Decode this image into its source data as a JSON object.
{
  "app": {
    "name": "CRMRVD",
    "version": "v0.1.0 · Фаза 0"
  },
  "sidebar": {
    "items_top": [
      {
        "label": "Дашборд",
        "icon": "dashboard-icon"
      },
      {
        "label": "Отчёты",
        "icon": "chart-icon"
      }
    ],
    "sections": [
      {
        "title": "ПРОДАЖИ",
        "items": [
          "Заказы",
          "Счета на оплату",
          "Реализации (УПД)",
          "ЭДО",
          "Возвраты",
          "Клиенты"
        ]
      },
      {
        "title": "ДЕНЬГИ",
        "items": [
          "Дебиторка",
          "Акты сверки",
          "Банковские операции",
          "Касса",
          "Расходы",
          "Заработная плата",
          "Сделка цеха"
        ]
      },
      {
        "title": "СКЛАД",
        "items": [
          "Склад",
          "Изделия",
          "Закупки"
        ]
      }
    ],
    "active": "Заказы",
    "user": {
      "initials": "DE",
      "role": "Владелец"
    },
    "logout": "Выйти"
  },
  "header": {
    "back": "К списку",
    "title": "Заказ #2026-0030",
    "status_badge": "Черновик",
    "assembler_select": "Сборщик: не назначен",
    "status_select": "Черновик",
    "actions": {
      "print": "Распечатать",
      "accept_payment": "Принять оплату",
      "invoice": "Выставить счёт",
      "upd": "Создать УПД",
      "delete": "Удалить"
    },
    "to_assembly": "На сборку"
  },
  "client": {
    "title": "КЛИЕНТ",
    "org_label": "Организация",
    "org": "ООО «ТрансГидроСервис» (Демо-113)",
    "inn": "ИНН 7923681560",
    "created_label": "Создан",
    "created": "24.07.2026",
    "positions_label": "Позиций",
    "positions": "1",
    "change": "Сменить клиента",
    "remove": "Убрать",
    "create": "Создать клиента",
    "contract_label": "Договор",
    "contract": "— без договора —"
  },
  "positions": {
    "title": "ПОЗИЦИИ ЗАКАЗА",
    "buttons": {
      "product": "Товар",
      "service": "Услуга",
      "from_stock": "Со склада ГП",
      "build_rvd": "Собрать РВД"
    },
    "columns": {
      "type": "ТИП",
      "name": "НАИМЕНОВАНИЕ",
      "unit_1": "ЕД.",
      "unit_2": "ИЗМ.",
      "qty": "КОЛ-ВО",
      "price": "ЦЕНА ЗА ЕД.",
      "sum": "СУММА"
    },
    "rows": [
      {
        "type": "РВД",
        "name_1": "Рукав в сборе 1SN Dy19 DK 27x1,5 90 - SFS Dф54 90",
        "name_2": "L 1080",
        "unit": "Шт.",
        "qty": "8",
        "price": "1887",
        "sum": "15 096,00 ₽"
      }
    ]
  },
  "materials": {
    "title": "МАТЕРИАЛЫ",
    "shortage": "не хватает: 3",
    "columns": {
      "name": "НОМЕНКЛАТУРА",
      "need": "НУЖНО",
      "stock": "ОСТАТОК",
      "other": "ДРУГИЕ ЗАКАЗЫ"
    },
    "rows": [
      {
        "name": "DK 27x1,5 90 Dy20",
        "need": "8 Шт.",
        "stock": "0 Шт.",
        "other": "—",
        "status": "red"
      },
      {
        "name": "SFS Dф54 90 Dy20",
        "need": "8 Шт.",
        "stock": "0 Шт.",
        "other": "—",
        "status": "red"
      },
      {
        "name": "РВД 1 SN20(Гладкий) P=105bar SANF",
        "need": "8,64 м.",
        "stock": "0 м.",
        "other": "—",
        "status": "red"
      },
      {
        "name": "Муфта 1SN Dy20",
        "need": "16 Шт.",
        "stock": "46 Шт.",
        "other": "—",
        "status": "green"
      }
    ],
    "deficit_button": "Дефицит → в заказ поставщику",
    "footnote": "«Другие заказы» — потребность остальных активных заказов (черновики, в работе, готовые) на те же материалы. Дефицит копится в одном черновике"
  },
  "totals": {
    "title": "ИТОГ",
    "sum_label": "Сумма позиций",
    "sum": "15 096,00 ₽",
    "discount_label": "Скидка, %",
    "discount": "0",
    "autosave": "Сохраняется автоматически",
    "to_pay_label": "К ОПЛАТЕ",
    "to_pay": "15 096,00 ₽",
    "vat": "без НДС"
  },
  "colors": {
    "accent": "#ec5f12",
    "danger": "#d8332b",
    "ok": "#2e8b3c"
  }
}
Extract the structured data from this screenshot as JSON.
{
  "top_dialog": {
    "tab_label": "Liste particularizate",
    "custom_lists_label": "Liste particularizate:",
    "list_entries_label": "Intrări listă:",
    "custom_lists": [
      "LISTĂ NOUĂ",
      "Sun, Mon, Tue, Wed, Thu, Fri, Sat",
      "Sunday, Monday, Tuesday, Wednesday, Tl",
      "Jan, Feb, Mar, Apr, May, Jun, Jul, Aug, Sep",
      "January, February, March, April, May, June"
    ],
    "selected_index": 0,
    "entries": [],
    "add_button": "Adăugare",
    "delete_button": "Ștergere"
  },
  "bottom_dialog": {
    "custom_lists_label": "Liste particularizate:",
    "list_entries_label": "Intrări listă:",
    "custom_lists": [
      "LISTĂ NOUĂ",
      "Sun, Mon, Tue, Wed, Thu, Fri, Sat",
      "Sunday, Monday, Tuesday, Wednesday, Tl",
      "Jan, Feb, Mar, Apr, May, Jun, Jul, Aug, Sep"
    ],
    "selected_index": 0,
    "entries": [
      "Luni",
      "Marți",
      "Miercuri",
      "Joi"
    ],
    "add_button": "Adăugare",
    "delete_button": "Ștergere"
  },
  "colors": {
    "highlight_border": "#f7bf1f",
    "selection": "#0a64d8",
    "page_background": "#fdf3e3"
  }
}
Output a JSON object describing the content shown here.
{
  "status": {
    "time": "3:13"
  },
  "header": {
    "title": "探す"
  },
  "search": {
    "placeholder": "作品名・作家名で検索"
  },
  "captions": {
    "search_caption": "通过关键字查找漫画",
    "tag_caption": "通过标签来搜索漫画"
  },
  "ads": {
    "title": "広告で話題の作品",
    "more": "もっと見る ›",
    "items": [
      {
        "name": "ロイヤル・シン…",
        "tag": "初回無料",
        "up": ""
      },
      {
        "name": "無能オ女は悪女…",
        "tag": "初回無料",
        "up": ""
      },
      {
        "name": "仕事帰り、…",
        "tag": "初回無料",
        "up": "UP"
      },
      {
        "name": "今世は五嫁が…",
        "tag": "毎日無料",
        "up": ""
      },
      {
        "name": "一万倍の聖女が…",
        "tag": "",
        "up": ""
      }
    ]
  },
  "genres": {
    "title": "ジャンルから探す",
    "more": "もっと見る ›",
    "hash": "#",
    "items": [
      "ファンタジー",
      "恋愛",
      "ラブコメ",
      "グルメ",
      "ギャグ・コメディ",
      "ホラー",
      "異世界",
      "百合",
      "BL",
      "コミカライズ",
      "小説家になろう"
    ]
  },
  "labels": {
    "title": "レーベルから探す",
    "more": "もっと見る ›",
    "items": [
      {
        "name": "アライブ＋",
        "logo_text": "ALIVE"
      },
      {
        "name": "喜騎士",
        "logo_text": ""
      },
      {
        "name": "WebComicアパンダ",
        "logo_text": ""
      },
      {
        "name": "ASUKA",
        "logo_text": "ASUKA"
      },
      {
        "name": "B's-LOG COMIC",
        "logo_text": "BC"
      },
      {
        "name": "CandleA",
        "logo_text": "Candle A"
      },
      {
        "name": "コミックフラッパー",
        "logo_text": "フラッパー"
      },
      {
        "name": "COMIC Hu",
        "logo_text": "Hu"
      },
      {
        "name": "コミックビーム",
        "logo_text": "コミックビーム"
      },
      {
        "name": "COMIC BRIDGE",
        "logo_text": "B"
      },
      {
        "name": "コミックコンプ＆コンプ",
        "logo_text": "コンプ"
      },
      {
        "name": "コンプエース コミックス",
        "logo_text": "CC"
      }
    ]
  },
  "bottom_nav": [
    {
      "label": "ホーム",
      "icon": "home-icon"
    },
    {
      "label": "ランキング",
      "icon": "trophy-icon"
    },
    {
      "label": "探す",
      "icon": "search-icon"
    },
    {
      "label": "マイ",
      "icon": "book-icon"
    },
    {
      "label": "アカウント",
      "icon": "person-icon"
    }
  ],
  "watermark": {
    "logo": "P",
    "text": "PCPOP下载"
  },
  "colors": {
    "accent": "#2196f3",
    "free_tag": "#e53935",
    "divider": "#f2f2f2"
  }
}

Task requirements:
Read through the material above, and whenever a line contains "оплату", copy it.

Problem solution:
          "Счета на оплату",
      "accept_payment": "Принять оплату",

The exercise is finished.